For those who didn’t experience 1968 firsthand, this book could prove to be an eyeopener. American society and politics were both unraveling in unforeseen ways, and they were doing so at breakneck speed. We had a president, Lyndon Johnson, who was driven mad by the determination not to be the first president to “lose” a war. So he kept bombing and bombing and bombing. We had a leading presidential candidate, Richard Nixon, who would stop at nothing to take power, including treason (a charge well documented by O’Donnell). And we had a large supporting cast of scheming, cynical politicians who darted in and out of the presidential campaign based on the day’s wind direction, looking for an opening to advance their own power. Issues? Policy? Issues are for amateurs.
And then we had an oddball poet-philosopher-Senator who decided to challenge an incumbent president of his own party solely on the basis of the war and the need to end it. Now. O’Donnell describes Gene McCarthy’s campaign platform as a simple matter of “life and death”. Indeed, he shows the entire year could be reduced to that simple formula: Choose … life or death,
But the real force that year turned out to be the still-growing peace movement. Not that it mattered, in the end, to the election results. But it mattered in the long run. It changed everything.
O’Donnell says, “The peace movement won. The peace movement drove U.S. forces out of Vietnam, not the North Vietnamese army. American politics responds slowly to protest, so it took several years for the peace movement to win.

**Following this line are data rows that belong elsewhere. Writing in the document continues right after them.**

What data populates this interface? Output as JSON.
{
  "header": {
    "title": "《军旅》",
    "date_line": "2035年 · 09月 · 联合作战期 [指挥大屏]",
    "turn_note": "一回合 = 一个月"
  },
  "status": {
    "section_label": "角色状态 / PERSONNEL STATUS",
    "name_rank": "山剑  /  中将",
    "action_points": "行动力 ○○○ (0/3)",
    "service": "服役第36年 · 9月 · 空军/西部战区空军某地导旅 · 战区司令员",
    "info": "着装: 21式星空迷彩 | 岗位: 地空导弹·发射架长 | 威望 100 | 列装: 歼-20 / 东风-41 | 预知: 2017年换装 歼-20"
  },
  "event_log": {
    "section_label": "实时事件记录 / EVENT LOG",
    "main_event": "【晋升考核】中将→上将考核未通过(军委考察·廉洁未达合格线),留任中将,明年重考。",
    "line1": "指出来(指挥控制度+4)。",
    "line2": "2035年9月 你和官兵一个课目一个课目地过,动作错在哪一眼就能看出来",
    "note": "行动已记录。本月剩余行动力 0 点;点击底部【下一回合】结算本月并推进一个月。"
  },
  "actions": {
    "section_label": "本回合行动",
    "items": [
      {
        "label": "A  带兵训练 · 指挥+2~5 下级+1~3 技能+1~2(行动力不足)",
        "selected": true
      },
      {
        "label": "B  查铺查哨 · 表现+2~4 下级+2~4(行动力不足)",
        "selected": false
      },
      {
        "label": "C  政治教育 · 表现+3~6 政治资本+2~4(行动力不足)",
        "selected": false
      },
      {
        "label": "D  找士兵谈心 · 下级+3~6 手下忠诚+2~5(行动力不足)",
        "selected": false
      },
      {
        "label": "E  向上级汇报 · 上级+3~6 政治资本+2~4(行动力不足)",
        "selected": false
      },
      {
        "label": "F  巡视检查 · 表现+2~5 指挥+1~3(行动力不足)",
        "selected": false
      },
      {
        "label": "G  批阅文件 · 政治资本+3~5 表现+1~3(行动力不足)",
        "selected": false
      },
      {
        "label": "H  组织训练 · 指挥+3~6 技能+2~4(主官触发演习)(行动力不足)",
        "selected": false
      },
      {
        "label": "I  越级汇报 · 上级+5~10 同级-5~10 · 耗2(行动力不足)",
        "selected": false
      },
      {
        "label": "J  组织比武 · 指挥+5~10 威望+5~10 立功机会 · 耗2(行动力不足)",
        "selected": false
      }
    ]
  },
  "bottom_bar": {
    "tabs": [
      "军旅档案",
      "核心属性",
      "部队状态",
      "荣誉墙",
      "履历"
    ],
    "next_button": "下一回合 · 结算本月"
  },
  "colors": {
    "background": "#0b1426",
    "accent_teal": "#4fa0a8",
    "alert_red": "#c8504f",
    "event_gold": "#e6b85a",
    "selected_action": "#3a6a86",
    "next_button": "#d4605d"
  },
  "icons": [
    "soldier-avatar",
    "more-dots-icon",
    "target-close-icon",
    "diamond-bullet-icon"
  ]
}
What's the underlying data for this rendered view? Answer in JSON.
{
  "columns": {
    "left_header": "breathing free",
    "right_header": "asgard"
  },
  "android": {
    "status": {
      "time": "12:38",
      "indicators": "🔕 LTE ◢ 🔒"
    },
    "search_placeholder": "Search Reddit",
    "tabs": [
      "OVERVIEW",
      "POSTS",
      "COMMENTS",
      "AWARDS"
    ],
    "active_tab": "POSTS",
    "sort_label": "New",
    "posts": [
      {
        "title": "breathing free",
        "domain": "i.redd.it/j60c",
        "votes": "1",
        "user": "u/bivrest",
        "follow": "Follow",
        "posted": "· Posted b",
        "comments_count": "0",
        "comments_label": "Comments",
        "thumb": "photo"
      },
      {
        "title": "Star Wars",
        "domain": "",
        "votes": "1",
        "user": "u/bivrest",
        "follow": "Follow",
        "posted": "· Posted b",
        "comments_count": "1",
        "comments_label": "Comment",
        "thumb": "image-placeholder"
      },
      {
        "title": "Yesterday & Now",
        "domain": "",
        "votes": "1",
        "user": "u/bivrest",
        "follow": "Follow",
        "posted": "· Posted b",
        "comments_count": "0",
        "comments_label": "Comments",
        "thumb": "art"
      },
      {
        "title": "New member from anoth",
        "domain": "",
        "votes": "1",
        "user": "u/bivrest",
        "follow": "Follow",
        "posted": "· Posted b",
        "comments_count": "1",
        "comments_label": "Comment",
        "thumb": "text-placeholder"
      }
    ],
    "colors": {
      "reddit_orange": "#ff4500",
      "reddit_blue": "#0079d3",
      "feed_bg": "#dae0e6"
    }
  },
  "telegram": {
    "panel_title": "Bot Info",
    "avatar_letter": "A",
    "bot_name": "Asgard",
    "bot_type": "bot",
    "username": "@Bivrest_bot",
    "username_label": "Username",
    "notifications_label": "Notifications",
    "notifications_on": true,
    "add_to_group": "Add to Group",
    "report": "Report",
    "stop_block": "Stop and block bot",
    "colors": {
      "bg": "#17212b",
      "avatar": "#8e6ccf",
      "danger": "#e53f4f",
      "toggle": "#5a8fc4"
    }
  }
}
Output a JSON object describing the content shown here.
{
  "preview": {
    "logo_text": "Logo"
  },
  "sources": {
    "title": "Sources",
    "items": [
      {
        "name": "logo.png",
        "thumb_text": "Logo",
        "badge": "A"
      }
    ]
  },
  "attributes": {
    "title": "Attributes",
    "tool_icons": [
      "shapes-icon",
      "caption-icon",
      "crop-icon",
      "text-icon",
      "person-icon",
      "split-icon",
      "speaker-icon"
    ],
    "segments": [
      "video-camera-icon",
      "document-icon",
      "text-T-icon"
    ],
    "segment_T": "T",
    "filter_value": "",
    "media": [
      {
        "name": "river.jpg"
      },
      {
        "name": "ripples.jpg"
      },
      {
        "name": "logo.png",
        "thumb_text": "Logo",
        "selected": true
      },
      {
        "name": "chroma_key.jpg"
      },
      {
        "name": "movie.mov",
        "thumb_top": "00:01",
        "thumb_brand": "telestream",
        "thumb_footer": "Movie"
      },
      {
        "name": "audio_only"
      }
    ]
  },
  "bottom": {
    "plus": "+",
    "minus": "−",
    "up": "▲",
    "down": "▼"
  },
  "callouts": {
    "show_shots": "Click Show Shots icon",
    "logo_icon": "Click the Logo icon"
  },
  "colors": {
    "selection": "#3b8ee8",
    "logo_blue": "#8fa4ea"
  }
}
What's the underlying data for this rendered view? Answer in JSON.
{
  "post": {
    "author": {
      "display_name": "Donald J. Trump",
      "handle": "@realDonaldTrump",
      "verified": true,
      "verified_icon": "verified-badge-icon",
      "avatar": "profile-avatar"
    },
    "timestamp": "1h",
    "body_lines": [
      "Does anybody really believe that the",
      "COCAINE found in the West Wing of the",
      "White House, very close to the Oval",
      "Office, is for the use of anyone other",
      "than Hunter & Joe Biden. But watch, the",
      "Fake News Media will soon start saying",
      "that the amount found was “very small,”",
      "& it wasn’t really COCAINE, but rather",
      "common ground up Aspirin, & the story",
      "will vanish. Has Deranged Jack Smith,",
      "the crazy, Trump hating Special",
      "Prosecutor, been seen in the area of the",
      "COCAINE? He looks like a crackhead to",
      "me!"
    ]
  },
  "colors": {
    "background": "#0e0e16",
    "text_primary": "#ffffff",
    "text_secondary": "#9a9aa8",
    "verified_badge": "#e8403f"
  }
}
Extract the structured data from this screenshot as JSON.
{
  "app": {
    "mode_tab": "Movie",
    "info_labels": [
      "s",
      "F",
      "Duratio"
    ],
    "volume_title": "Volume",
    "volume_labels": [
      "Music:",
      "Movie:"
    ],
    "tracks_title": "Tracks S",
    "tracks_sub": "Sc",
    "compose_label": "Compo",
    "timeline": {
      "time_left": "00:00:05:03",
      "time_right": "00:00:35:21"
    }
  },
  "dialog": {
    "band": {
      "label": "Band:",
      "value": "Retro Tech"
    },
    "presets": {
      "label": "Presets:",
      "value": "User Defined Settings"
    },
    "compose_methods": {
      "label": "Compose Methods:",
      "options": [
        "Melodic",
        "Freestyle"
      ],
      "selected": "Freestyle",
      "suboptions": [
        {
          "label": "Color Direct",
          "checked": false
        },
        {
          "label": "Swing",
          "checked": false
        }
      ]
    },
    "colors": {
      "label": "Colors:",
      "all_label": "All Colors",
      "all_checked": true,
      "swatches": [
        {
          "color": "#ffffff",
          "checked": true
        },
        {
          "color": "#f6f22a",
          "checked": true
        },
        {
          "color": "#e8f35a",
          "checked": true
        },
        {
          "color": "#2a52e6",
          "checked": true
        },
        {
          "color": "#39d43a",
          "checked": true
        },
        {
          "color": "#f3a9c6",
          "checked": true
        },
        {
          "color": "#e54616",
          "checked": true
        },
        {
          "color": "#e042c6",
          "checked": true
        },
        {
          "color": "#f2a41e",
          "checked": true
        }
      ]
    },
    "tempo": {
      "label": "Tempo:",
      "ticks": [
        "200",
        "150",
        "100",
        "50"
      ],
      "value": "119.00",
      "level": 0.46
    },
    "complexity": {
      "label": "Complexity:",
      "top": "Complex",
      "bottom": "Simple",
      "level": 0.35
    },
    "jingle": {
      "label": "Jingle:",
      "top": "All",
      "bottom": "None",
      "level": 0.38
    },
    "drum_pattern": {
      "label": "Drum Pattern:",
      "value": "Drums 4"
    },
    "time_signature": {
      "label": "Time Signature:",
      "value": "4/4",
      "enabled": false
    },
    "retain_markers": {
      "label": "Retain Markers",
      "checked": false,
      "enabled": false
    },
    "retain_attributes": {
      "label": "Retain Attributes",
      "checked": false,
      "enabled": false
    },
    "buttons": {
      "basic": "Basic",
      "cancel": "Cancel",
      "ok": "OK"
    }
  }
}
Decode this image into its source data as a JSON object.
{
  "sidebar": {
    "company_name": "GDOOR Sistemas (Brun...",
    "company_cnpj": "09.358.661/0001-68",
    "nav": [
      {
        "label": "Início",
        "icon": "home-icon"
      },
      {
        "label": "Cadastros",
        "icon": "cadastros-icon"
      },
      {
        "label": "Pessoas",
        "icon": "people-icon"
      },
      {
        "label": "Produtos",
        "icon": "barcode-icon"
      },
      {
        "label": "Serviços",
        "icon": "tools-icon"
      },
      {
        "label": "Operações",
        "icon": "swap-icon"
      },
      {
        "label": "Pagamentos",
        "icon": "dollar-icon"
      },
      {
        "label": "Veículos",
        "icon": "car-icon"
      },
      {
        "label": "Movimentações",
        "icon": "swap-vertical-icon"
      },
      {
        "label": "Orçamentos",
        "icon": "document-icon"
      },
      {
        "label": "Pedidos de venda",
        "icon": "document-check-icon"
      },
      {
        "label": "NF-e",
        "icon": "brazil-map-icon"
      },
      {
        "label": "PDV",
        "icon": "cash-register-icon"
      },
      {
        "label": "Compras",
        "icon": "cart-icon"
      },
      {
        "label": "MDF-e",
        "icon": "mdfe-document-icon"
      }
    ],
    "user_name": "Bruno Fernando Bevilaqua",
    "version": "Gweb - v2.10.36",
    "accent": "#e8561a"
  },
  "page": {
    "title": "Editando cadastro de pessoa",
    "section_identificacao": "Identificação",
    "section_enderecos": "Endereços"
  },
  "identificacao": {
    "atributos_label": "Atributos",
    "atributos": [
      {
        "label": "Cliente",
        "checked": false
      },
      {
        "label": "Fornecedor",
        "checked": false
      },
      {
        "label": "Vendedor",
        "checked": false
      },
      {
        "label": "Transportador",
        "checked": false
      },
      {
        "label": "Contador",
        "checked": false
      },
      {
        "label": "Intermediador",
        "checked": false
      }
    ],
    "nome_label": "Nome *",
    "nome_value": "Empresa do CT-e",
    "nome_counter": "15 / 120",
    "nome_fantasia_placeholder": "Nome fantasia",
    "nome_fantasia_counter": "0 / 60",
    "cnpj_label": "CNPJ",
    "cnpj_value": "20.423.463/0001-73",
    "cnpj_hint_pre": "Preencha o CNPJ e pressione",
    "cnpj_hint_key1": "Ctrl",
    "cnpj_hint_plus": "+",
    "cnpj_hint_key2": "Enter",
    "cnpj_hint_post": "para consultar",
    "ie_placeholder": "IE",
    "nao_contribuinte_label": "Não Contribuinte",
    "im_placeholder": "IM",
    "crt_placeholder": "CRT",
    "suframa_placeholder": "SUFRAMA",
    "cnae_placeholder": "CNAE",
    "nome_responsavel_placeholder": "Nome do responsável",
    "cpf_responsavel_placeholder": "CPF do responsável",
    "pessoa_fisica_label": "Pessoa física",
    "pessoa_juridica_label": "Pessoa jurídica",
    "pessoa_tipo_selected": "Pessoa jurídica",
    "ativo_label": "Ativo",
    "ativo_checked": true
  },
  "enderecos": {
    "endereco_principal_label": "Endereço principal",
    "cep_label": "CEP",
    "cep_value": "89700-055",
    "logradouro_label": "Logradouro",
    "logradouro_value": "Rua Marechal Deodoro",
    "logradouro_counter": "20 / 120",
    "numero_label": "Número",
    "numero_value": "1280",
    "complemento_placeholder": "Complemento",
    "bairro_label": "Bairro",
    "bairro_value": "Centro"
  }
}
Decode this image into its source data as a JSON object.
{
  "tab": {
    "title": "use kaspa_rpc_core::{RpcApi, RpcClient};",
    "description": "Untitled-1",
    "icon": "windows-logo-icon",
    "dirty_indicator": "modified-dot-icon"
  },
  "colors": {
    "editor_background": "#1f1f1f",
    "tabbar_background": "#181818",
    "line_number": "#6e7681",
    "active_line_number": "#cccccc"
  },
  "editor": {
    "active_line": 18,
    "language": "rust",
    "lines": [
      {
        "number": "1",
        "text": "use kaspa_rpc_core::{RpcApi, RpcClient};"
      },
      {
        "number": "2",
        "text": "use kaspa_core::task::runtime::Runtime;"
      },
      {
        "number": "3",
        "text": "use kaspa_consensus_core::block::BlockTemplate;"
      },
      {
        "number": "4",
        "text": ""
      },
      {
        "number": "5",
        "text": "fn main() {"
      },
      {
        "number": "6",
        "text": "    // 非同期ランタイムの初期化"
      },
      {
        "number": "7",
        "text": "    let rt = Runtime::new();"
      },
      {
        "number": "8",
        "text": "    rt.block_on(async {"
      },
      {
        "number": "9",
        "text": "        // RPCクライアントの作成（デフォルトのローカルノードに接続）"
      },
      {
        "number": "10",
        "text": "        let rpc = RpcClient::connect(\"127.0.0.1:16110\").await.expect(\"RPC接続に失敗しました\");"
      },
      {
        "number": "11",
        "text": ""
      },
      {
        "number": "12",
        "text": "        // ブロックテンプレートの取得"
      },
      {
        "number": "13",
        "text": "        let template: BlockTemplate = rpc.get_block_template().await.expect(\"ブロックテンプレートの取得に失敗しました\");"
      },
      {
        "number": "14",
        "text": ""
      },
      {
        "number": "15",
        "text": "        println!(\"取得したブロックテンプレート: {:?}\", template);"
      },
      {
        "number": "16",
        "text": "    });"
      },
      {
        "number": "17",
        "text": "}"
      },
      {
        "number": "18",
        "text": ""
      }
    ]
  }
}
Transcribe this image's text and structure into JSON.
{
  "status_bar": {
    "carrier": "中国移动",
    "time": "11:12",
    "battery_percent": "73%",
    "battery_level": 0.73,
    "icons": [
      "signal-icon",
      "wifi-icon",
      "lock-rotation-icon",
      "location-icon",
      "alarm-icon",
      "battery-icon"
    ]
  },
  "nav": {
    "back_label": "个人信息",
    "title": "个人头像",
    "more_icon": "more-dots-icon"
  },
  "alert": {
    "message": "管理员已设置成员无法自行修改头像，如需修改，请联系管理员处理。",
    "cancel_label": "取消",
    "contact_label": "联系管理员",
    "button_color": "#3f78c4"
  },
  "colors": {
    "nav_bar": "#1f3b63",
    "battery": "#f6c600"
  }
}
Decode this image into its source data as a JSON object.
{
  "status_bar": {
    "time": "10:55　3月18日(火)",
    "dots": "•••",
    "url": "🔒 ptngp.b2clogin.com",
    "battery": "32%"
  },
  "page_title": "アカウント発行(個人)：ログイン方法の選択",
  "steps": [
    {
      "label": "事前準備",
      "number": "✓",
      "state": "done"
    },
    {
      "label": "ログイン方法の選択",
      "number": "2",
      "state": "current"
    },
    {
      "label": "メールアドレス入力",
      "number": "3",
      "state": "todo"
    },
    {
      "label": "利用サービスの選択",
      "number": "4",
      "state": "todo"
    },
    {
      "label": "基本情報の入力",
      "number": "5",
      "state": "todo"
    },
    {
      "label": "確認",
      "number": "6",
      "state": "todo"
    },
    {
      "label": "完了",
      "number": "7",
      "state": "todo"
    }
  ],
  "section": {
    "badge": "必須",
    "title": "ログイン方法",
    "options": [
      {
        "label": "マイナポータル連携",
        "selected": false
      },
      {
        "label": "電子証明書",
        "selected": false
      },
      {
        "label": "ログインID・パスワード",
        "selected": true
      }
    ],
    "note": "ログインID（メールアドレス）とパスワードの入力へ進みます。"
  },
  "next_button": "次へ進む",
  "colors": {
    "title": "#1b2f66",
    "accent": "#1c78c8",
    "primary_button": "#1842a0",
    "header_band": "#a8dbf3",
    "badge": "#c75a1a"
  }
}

Richard Nixon and Henry Kissinger complained for the rest of their lives that they were not able to achieve peace with honor in Vietnam because congressional support for the war kept dropping. That is a complaint against democracy. … The millions of women and men who were active in the peace movement saved lives by forcing the war to end sooner than it would have if they hadn’t taken to the streets in protest …”
I was 16 years old in 1968 and deeply involved in both the Gene McCarthy presidential campaign and the peace movement. I’ve been a student of that era ever since. It is important — no, essential — history to grasp. Because we have the same simple yet stark choice before us right now: life or death.